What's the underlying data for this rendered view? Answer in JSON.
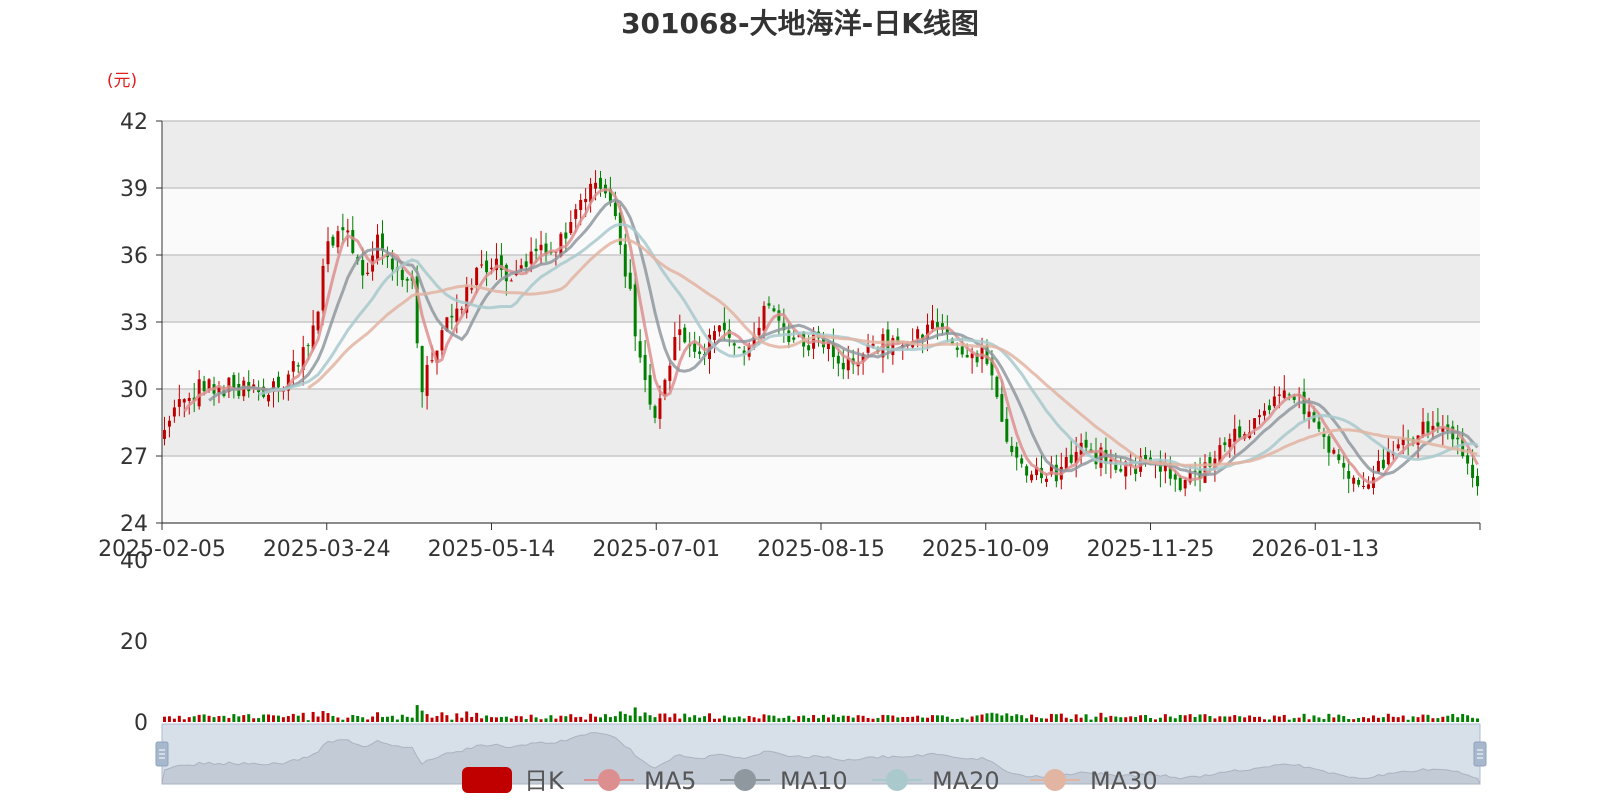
{
  "chart_data": {
    "type": "candlestick",
    "title": "301068-大地海洋-日K线图",
    "price_unit_label": "(元)",
    "price_axis": {
      "ylim": [
        24,
        42
      ],
      "ticks": [
        24,
        27,
        30,
        33,
        36,
        39,
        42
      ]
    },
    "volume_axis": {
      "ylim": [
        0,
        40
      ],
      "ticks": [
        0,
        20,
        40
      ]
    },
    "x_tick_labels": [
      "2025-02-05",
      "2025-03-24",
      "2025-05-14",
      "2025-07-01",
      "2025-08-15",
      "2025-10-09",
      "2025-11-25",
      "2026-01-13"
    ],
    "candle_count": 231,
    "up_color": "#c00000",
    "down_color": "#008000",
    "close_anchors": [
      [
        0,
        28.6
      ],
      [
        8,
        30.2
      ],
      [
        15,
        30.0
      ],
      [
        20,
        29.8
      ],
      [
        25,
        30.4
      ],
      [
        30,
        32.4
      ],
      [
        33,
        36.5
      ],
      [
        36,
        37.4
      ],
      [
        40,
        34.8
      ],
      [
        43,
        36.8
      ],
      [
        46,
        35.5
      ],
      [
        50,
        34.6
      ],
      [
        52,
        30.0
      ],
      [
        55,
        32.0
      ],
      [
        58,
        33.2
      ],
      [
        62,
        34.8
      ],
      [
        66,
        35.7
      ],
      [
        70,
        34.9
      ],
      [
        74,
        35.9
      ],
      [
        78,
        36.3
      ],
      [
        82,
        37.4
      ],
      [
        85,
        38.6
      ],
      [
        88,
        39.2
      ],
      [
        90,
        38.7
      ],
      [
        93,
        35.4
      ],
      [
        97,
        30.2
      ],
      [
        99,
        28.8
      ],
      [
        100,
        29.8
      ],
      [
        104,
        32.8
      ],
      [
        108,
        31.7
      ],
      [
        112,
        32.5
      ],
      [
        116,
        31.6
      ],
      [
        119,
        32.7
      ],
      [
        123,
        33.9
      ],
      [
        127,
        32.0
      ],
      [
        132,
        32.1
      ],
      [
        136,
        31.3
      ],
      [
        140,
        31.2
      ],
      [
        145,
        32.1
      ],
      [
        150,
        31.9
      ],
      [
        155,
        33.0
      ],
      [
        160,
        31.8
      ],
      [
        166,
        31.4
      ],
      [
        170,
        27.8
      ],
      [
        174,
        26.4
      ],
      [
        180,
        26.2
      ],
      [
        185,
        27.2
      ],
      [
        190,
        26.9
      ],
      [
        195,
        26.5
      ],
      [
        200,
        26.9
      ],
      [
        205,
        25.6
      ],
      [
        210,
        26.5
      ],
      [
        215,
        28.1
      ],
      [
        219,
        28.3
      ],
      [
        223,
        29.1
      ],
      [
        226,
        30.1
      ],
      [
        229,
        29.5
      ],
      [
        232,
        28.6
      ],
      [
        236,
        27.0
      ],
      [
        239,
        25.7
      ],
      [
        243,
        26.1
      ],
      [
        246,
        26.6
      ],
      [
        250,
        27.5
      ],
      [
        254,
        28.3
      ],
      [
        258,
        28.1
      ],
      [
        261,
        27.3
      ],
      [
        263,
        26.4
      ],
      [
        265,
        25.8
      ]
    ],
    "series": [
      {
        "name": "日K",
        "color": "#c00000"
      },
      {
        "name": "MA5",
        "window": 5,
        "color": "#dd8f8f"
      },
      {
        "name": "MA10",
        "window": 10,
        "color": "#8f989f"
      },
      {
        "name": "MA20",
        "window": 20,
        "color": "#a9c9cc"
      },
      {
        "name": "MA30",
        "window": 30,
        "color": "#e2b4a2"
      }
    ],
    "legend_position": "bottom-center",
    "grid": true,
    "datazoom_slider": true
  }
}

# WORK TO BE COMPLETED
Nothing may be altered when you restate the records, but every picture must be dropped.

# ANSWER TO THIS EXERCISE
What's the underlying data for this rendered view? Answer in JSON.
{
  "chart_data": {
    "type": "candlestick",
    "title": "301068-大地海洋-日K线图",
    "price_unit_label": "(元)",
    "price_axis": {
      "ylim": [
        24,
        42
      ],
      "ticks": [
        24,
        27,
        30,
        33,
        36,
        39,
        42
      ]
    },
    "volume_axis": {
      "ylim": [
        0,
        40
      ],
      "ticks": [
        0,
        20,
        40
      ]
    },
    "x_tick_labels": [
      "2025-02-05",
      "2025-03-24",
      "2025-05-14",
      "2025-07-01",
      "2025-08-15",
      "2025-10-09",
      "2025-11-25",
      "2026-01-13"
    ],
    "candle_count": 231,
    "up_color": "#c00000",
    "down_color": "#008000",
    "close_anchors": [
      [
        0,
        28.6
      ],
      [
        8,
        30.2
      ],
      [
        15,
        30.0
      ],
      [
        20,
        29.8
      ],
      [
        25,
        30.4
      ],
      [
        30,
        32.4
      ],
      [
        33,
        36.5
      ],
      [
        36,
        37.4
      ],
      [
        40,
        34.8
      ],
      [
        43,
        36.8
      ],
      [
        46,
        35.5
      ],
      [
        50,
        34.6
      ],
      [
        52,
        30.0
      ],
      [
        55,
        32.0
      ],
      [
        58,
        33.2
      ],
      [
        62,
        34.8
      ],
      [
        66,
        35.7
      ],
      [
        70,
        34.9
      ],
      [
        74,
        35.9
      ],
      [
        78,
        36.3
      ],
      [
        82,
        37.4
      ],
      [
        85,
        38.6
      ],
      [
        88,
        39.2
      ],
      [
        90,
        38.7
      ],
      [
        93,
        35.4
      ],
      [
        97,
        30.2
      ],
      [
        99,
        28.8
      ],
      [
        100,
        29.8
      ],
      [
        104,
        32.8
      ],
      [
        108,
        31.7
      ],
      [
        112,
        32.5
      ],
      [
        116,
        31.6
      ],
      [
        119,
        32.7
      ],
      [
        123,
        33.9
      ],
      [
        127,
        32.0
      ],
      [
        132,
        32.1
      ],
      [
        136,
        31.3
      ],
      [
        140,
        31.2
      ],
      [
        145,
        32.1
      ],
      [
        150,
        31.9
      ],
      [
        155,
        33.0
      ],
      [
        160,
        31.8
      ],
      [
        166,
        31.4
      ],
      [
        170,
        27.8
      ],
      [
        174,
        26.4
      ],
      [
        180,
        26.2
      ],
      [
        185,
        27.2
      ],
      [
        190,
        26.9
      ],
      [
        195,
        26.5
      ],
      [
        200,
        26.9
      ],
      [
        205,
        25.6
      ],
      [
        210,
        26.5
      ],
      [
        215,
        28.1
      ],
      [
        219,
        28.3
      ],
      [
        223,
        29.1
      ],
      [
        226,
        30.1
      ],
      [
        229,
        29.5
      ],
      [
        232,
        28.6
      ],
      [
        236,
        27.0
      ],
      [
        239,
        25.7
      ],
      [
        243,
        26.1
      ],
      [
        246,
        26.6
      ],
      [
        250,
        27.5
      ],
      [
        254,
        28.3
      ],
      [
        258,
        28.1
      ],
      [
        261,
        27.3
      ],
      [
        263,
        26.4
      ],
      [
        265,
        25.8
      ]
    ],
    "series": [
      {
        "name": "日K",
        "color": "#c00000"
      },
      {
        "name": "MA5",
        "window": 5,
        "color": "#dd8f8f"
      },
      {
        "name": "MA10",
        "window": 10,
        "color": "#8f989f"
      },
      {
        "name": "MA20",
        "window": 20,
        "color": "#a9c9cc"
      },
      {
        "name": "MA30",
        "window": 30,
        "color": "#e2b4a2"
      }
    ],
    "legend_position": "bottom-center",
    "grid": true,
    "datazoom_slider": true
  }
}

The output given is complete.